Board vice chair Katie Cristol and others said the health of children is something Arlington takes “incredibly seriously,” and asserted that the health risks of EPDM are minimal.
Several members of the county’s sports community testified in favor of the conversion.

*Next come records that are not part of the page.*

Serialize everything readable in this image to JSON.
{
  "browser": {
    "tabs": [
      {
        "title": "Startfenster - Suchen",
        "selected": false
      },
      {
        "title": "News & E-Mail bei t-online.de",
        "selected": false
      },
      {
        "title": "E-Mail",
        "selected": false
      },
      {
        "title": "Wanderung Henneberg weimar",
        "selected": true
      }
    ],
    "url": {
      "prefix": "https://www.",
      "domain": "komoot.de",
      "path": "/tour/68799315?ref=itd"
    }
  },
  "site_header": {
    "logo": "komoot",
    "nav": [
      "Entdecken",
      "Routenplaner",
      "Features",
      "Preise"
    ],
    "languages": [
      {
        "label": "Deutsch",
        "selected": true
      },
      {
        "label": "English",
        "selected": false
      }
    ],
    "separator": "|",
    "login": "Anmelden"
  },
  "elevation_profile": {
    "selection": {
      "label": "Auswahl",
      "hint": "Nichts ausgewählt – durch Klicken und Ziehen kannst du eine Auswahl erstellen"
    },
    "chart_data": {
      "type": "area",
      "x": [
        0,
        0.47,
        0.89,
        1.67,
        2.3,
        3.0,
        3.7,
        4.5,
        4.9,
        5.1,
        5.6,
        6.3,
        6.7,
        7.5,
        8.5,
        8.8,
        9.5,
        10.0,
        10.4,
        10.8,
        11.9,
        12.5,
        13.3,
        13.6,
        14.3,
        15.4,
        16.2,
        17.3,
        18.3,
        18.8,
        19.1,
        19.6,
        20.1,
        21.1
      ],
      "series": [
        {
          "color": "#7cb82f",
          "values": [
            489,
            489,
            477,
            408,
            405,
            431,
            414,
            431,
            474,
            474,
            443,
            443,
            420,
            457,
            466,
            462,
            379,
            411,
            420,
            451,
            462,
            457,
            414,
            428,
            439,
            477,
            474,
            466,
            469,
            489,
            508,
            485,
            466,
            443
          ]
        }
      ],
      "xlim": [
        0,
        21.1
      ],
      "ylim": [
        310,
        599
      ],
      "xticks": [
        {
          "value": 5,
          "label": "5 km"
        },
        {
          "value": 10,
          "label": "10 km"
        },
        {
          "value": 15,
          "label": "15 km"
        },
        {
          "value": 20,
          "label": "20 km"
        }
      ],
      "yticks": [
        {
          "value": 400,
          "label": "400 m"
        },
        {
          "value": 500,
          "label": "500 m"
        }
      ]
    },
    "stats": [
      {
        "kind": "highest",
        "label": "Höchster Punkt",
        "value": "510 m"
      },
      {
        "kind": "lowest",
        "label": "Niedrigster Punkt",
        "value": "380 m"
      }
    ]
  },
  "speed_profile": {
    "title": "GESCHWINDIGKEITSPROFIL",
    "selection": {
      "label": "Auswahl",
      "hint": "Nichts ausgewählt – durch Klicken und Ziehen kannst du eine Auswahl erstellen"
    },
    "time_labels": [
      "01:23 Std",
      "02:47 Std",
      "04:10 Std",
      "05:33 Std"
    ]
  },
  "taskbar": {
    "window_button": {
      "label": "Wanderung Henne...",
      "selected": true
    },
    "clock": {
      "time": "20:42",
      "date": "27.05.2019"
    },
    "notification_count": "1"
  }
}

Arlington Little League president Adam Balutis said the new turf means more games can be played and not be canceled or postponed due to the weather.
“Everybody would love to have natural, beautiful green fields that we could upkeep all year round and play and play and play, but it’s not possible in Arlington County because we don’t have enough space,” said Daniel Lopez, vice president of the board of the Arlington Soccer Association. “So the next best thing is we try to turf these fields so everybody can use them and everybody can enjoy them.”
Board members said that the funding model for the new turf field is something that could be repeated elsewhere, especially if community members are willing to help fundraise.
“We know in today’s tight funding times that the government is not going to be able to do it all and will rely increasingly on the generosity of the folks in our community,” said John Vihstadt.
“I think we’ve maybe got a new model,” said Board member Libby Garvey.
First Board Meeting With New Rule — Saturday will be the Arlington County Board’s first meeting with a new public participation rule. Whereas members of the public could previously request that any “consent agenda” item be pulled and discussed individually at the next Board meeting, the new rule requires at least one Board member to concur with the action. [InsideNova]
A Note on InsideNova Links — The desktop version of InsideNova’s website features popup ads and multiple autoplay videos with the audio on. It is not recommended for users in quiet environments or with older computers that may slow down or crash as a result of the videos and ads.
GW Gets Donation for Baseball Clubhouse — George Washington University has received an anonymous $2 million gift that will fund a new proposed clubhouse at Tucker Field in Arlington’s Barcroft Park. The clubhouse will feature “on-site locker facilities, indoor practice space with batting cages and pitching tunnels, meeting rooms and a sports medicine area.” [GW Sports]
Teen’s Hair Lit on Fire at Inauguration — A 17-year-old Arlington girl’s hair was lit on fire at an inauguration protest in D.C. It happened on Inauguration Day, near the National Archives, as the girl posed in front of protesters while wearing pro-Trump apparel. [Buzzfeed]
Clement, Roosevelt to Run for Office — Independent Audrey Clement has filed to run again for Arlington County Board this year. Meanwhile, 24-year-old Army veteran Adam Roosevelt, a Republican, is challenging Del. Alfonso Lopez (D). [InsideNova, InsideNova]
D.C. Area Snow Drought — Will we see any significant snowfall this winter? It’s looking increasingly bleak for snow lovers, with only a few flurries in the forecast during what should be our peak snow period. [Washington Post]